I call the SA group and have them check. They come back, surprisingly about 10 minutes later saying "Yeah, the directory is f*cked" it is a mount point on the NAS and we can't even see it from console. The NAS is mounted to the DB server and as a share that the sales people can access. A few phone calls later, and we confirm that the PDF's are temporary and not needed, we down the DB with the user's consent, the SA's unmount the drive and remount a new empty one immediately. Once we bring it back, we call Henry and he tries it and an order processes in under 2 seconds. We look at the directory and there is a single PDF in there. We know we haven't written 2+ million orders in 2 months (we wish!!), so the SA's work on getting some files out of the directory so we can take a look. While waiting on the SA's I monitor the directory, there are now 3 files, but Henry is the only user in the system still, we haven't released it to the public yet. I call Henry, he processed 1 other order, not 2 more - he swears by it. I asked Henry to process another, he does. now 7 files, and another one, now 15 files. I tell Henry to stop and call the support team and tell them about the problem.

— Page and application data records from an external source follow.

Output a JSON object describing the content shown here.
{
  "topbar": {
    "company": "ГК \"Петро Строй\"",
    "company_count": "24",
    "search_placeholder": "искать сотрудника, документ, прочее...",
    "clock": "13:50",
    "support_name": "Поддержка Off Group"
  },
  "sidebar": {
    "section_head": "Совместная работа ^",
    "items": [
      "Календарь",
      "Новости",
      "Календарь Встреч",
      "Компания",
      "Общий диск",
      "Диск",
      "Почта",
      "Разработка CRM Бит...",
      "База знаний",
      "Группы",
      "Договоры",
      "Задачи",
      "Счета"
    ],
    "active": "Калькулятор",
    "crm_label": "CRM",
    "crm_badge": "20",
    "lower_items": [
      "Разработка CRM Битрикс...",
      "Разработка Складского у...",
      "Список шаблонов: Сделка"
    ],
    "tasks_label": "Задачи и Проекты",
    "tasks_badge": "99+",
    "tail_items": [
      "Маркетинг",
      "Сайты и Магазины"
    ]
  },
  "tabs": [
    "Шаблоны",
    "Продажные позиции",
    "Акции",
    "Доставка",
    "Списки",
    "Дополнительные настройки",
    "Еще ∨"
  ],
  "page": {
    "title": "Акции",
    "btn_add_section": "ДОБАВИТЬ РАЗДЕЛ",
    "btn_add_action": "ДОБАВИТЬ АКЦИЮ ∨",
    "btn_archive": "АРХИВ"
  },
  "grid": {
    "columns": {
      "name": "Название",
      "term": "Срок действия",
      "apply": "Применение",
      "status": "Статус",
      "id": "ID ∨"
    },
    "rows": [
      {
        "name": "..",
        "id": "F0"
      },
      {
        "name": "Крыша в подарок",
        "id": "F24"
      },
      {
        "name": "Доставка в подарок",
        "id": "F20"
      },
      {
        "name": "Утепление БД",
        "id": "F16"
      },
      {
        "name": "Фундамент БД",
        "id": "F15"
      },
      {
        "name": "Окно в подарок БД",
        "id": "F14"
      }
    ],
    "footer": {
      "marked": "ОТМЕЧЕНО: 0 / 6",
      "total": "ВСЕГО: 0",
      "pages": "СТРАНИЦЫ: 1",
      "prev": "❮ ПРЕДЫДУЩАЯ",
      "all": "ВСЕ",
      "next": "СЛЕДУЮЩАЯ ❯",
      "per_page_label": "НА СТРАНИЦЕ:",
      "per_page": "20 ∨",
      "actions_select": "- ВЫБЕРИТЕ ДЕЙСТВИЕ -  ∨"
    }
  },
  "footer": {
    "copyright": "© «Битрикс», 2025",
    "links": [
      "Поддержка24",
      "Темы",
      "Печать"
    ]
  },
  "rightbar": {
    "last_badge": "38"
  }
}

The sales support group immediately drop everything and dig into the issue. Takes the team lead about 10 minutes to find the problem. The Delphi, just in case, backs up all files submitted by that user before it processes the current order. It assigns a sequence number and copies the files, effectively doubling the number of orders issued by the sales person before the new order is generated. The user's PC does all the work copying the files. The code to remove the backup files is instead a simple comment saying something to the effect of "delete was taking too long, investigate using a cron task to delete, the directory can fill up fast", made by one of the sales team support people who left awhile back. A quick change, and bingo, the code will delete order's older than 24 hours and not make any backups. Since the app is ran from a network drive, the sales group compiles a new version and pushes it out. After letting a few more users in, we verify the problem is fixed and go home for the day.

This made me feel good. Nothing to do with problems in an oracle database, no meetings, no hours of planning and discussion. Just suit up, get to work, and put the fire out...


Wednesday, May 02, 2007

Migration from Access

A few months ago, we hired a consultant to work with a group of users and start to migrate from the numerous access database applications and excel spreadsheet "applications" to APEX. At the time it was APEX 2.0. We created them a database on a little used server and gave the consultant about 100 gig of storage and a list of items the consultant must do and must not do written into the contract.

We have heard very little about the project, the manager in charge pretty much left them on their own. Today we had a meeting which turned out to be the "wrap-up" meeting for the project. The consultant and the users, in under 4 months converted 16 MS Access databases and 44 excel spreadsheets to APEX applications. LDAP authentication and centrally managed user list as all the apps are in a single APEX workspace. The project is magnificent! The users are happy, all the rules have been adhered to and the consultant came in under the time limit getting the bonus money that was part of the contract. Everybody is happy all around. I looked into the DB, proper referential integrity, very few bad SQL, the schema is organized well with non shared tables prefixed with a TLA that they came up for that particular MS access or excel application. Applications talk to each other when necessary and the users are reporting much better productivity and no missing transactions or data.

Every application is snappy and efficient. The consultant and the project user lead also signed off on retiring the 155 MS Access licenses, which will be a nice thing to stop paying for when we renew.

All and all, a good day!

APEX is amazing... I still struggle with some basics on it... but I am a DBA, not a developer. We already have another meeting with the consultant to put them onto another APEX project we have waiting in the wings.